This week marked my spiritual anniversary. By this, I mean the date which I acknowledge as the day I came to faith. I don’t necessarily go out of my way to celebrate it in any tangible way, though I know some do with their own spiritual events. I can’t even say for sure that the date I recognize, June 6, is actually the actual date that I truly became a Christian. I look to this date because it marks an important and memorable spiritual experience for me.
It was twelve years ago. I was lying on the roof of my childhood home, the house I lived in for the first 21 years of my life. I stared at the stars while praying to God. Looking at the sky, I had a realization of how big the universe is. That is, I understood that it was bigger than I could possibly imagine. I was absolutely humbled by the thought. I felt small and insignificant because I realized that, in the grand scheme of things, I am small and insignificant. Any impact I could have on the world would be limited to this small blue speck that’s hurling through a space so much bigger than itself.
Despite realizing how inconsequential my existence was and is, I knew for certain in that moment that I was truly loved by the God who designed and created everything, including the enormous sky I was pondering.
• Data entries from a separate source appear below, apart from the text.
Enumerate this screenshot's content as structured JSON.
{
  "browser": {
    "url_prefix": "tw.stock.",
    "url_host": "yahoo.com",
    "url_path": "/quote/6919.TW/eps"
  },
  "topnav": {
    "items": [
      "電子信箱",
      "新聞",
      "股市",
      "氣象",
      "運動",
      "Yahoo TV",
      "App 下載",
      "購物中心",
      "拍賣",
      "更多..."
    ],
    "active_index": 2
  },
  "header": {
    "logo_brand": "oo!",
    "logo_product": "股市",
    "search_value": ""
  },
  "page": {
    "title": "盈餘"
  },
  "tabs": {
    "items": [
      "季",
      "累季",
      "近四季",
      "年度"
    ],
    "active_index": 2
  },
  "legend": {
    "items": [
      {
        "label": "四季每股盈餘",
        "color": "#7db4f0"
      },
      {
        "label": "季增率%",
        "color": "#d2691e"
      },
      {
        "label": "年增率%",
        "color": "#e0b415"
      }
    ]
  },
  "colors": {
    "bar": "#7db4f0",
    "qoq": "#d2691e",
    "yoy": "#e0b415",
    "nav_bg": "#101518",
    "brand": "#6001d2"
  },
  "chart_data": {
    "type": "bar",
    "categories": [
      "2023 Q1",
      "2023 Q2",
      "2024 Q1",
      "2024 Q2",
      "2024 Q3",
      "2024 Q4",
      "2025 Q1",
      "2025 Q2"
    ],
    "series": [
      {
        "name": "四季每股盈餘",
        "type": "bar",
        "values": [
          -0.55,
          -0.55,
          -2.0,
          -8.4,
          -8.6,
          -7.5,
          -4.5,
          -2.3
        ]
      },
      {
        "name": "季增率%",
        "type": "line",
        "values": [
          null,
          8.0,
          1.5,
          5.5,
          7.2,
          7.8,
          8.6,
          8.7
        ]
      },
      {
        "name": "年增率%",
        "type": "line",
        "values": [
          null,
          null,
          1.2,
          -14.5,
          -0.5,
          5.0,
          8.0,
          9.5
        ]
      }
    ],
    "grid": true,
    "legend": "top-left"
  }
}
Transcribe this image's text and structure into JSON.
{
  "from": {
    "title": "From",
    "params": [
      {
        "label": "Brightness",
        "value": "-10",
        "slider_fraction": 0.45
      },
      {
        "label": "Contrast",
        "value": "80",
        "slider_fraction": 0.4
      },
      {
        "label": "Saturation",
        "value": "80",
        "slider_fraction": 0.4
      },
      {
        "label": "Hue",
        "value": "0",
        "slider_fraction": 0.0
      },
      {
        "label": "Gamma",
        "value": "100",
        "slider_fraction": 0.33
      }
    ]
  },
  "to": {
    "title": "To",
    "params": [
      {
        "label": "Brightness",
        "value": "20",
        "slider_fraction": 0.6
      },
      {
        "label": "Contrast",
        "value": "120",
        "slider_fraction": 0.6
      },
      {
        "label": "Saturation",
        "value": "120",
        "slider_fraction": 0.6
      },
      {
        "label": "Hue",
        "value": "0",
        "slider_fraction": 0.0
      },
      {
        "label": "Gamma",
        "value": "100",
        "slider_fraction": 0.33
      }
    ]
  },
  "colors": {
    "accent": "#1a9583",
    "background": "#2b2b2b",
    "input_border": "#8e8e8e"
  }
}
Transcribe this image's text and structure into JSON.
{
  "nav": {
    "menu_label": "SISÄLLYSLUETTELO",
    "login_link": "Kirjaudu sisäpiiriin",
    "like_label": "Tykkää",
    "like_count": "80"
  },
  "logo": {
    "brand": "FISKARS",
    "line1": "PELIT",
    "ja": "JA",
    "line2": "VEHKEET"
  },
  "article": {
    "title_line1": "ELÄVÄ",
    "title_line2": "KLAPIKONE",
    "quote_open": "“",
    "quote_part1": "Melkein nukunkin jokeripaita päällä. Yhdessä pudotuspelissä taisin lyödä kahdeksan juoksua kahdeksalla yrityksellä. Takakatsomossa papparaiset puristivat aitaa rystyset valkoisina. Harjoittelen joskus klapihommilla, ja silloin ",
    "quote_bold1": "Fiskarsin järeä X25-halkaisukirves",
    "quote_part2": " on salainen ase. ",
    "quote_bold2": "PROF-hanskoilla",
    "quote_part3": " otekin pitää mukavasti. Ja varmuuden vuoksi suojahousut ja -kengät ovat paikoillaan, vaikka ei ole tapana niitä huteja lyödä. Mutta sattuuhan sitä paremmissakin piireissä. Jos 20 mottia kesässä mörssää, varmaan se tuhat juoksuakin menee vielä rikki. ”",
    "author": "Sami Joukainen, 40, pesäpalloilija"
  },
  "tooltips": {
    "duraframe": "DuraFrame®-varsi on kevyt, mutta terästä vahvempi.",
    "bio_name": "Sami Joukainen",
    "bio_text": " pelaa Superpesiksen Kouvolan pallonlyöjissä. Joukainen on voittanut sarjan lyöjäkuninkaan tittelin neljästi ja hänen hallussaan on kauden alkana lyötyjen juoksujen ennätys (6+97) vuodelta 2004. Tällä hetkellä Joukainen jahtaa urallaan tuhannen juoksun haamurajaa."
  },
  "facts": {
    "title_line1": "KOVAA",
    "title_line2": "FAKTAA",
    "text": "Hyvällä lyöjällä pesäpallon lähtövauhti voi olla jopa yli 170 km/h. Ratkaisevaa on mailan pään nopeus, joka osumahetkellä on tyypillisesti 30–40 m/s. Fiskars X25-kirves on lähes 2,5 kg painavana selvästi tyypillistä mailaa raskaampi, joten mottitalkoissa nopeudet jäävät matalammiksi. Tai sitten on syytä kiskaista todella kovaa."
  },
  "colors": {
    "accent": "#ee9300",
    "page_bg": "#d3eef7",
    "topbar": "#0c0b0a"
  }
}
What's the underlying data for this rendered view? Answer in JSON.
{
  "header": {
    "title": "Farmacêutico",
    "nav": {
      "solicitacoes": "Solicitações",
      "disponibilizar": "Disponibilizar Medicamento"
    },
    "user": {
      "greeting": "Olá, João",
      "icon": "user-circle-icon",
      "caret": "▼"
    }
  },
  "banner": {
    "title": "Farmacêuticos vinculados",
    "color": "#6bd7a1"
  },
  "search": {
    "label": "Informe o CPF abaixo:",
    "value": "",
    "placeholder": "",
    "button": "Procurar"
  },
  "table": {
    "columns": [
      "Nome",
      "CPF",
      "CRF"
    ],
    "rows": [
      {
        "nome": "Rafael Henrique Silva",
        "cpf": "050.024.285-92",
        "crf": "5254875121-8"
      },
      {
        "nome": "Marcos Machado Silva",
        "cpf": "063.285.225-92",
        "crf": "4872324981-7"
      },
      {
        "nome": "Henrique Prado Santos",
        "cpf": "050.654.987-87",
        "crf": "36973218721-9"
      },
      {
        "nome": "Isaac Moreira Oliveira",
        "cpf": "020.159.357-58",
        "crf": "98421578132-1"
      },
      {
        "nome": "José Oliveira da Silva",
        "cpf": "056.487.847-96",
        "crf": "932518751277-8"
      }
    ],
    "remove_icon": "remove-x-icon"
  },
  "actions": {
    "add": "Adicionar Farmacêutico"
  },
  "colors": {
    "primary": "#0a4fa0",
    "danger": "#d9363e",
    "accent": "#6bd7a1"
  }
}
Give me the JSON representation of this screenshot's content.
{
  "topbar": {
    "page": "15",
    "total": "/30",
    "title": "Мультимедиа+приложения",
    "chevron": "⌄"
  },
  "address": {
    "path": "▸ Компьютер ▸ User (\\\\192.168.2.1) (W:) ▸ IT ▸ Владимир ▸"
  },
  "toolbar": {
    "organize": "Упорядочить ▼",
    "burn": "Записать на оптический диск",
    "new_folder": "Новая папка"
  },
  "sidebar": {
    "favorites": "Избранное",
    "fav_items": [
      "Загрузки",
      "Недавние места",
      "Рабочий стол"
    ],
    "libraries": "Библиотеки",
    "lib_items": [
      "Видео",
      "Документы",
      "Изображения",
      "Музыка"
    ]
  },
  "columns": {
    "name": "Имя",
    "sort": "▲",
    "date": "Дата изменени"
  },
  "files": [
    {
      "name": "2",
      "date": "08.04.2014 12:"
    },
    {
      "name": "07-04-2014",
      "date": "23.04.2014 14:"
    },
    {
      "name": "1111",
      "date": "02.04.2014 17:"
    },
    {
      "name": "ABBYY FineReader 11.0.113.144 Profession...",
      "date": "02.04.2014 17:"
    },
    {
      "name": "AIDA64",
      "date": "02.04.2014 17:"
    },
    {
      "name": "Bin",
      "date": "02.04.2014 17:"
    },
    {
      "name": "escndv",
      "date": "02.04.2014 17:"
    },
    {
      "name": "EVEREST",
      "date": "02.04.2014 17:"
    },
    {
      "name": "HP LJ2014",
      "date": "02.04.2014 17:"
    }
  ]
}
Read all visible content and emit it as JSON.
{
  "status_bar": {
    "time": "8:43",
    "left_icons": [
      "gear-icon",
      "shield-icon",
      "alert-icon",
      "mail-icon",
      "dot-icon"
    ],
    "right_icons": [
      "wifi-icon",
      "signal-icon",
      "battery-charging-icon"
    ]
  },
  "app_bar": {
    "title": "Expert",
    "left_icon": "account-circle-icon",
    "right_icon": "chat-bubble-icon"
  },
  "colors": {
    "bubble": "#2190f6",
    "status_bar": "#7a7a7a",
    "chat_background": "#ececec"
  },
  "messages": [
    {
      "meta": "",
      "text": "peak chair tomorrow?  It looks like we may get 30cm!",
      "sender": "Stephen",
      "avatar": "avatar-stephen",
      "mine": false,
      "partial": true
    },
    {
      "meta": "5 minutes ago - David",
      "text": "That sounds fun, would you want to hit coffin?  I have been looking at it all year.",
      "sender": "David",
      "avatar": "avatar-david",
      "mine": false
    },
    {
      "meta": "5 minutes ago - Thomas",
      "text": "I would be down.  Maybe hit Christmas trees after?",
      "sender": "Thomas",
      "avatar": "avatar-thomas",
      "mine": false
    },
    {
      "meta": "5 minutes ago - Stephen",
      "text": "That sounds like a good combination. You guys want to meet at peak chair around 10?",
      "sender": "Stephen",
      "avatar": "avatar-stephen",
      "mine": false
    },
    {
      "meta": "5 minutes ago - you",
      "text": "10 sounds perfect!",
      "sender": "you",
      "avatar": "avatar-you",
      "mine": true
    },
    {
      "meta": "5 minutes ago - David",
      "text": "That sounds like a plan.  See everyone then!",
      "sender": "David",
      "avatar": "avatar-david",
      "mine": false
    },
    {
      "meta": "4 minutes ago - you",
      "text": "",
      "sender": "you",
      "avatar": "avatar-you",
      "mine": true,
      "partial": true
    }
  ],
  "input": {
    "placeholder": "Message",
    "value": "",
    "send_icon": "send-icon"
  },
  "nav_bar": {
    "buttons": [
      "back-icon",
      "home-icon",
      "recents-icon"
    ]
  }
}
I had a strong awareness of His presence. I felt sincere, childlike faith.
When I look at the heavens, the work of your fingers,
the moon and the stars, which you have set in place,
what is man that you are mindful of him,
and the son of man, that you care for him?”
Psalm 8:3-4 (ESV)
Perhaps this sentiment may seem trite to some. Even for myself, there are times that cynicism creeps into my thinking, leading to an unfortunate agreement with these individuals. However, when I recall an event such as this (and the others like it throughout my life), really thinking about what happened and the feeling I had at the time, my cynicism dissipates. It has to. This moment was real, and the other similar moments throughout my life were likewise real. My sensation of God’s presence was certain. My faith at that point was pure and genuine.
Apologetics is the branch of theology that deals with proving Christianity. It’s an entire field of study that includes logic, reason, and proofs. There’s a lot to it, to say the least. I’ve studied it a bit, both inside and outside of the classroom. It comes in handy a lot when having discussions about things of faith. Such debates come up from time to time, and I mostly welcome them. I see it as a good intellectual exercise to talk about and defend the things I believe while listening to the arguments of those who see things differently than I do.
One subject in these discussions that is not up for debate, though, is that of experience. I understand what I believe and why I believe it, based primarily on the historical evidence for Christianity, the Bible, et al. Yet my beliefs don’t rely solely on things of the past. There are instances I point to in my life where I had evidence of God’s being real to me. The evening of stargazing and prayer on my roof is one of them. One can attempt to argue the finer points of history and theology, but personal experience is ultimately unassailable. It is subjective, to be sure, but that’s the point. We all, as humans, have some level of belief in something, Christianity or otherwise. For each of us, our belief is subjective, at least to some extent. Such is the nature of faith.
When I have doubts about God or my faith, in addition to historical evidence, it’s these moments from my past, those in which I knew of God’s existence, that I look to for assurance. No one can challenge these because no one can tell me I didn’t feel what I know I felt.
I admit to experiencing a bit of wavering at the moment, as the season of my life in which I currently write this has me in a different place with regard to my faith. I’m obviously not the same 19-year-old who was filled with awe while looking at the stars. It’s not that I don’t still have faith and belief, but as I’ve grown older, I do admit that some of the luster of faith has been lost. Life has come in and done its best to beat down and damage my faith. In some instances, I admit that the world has had a level of success when it comes to destroying my faith. That cynicism I mentioned occasionally rears its ugly head.
I’m saddened by this, though it isn’t an indictment of God or of Christianity. Also, thankfully, these feelings aren’t overly frequent or all-encompassing. Moreover, rather than viewing this as purely negative, I see it as both the maturation of my faith and evidence for it. If my belief wasn’t real, I wouldn’t feel anything when I consider my waning amazement. I wouldn’t regularly long for a renewal of the childlike wonderment I once felt. I certainly wouldn’t do everything to hold onto that feeling in the instances I have it.
Furthermore, an event such as the evening described above would mean nothing to me. I’d likely view it as merely an example of childish foolishness. Instead, I see this as a moment in time in which I had communion with the Living God, the One who created the universe that so awed me that evening all those years ago. And so, rather than repudiating this memory, I long for it to come about again in another form.
I see this desire as evidence of persistent faith. For that, I am grateful, so I’ll acknowledge this anniversary with joy.
A pilgrimage is an intensely personal journey, but it is not one that a pilgrim undertakes alone. I don’t want to ‘talk’ into a vacuum. I want to hear other voices, too. What I’m trying to say is, I want feedback! Have I spoken something to you? Is there something you think I should know? Do you have a question about something I said? Please leave a comment below or contact me at Pilgrim.Brett@gmail.com.
Also, follow me on the Pilgrim Shelter Facebook page to stay up to date on any new releases and for information about future posts. Thanks for reading!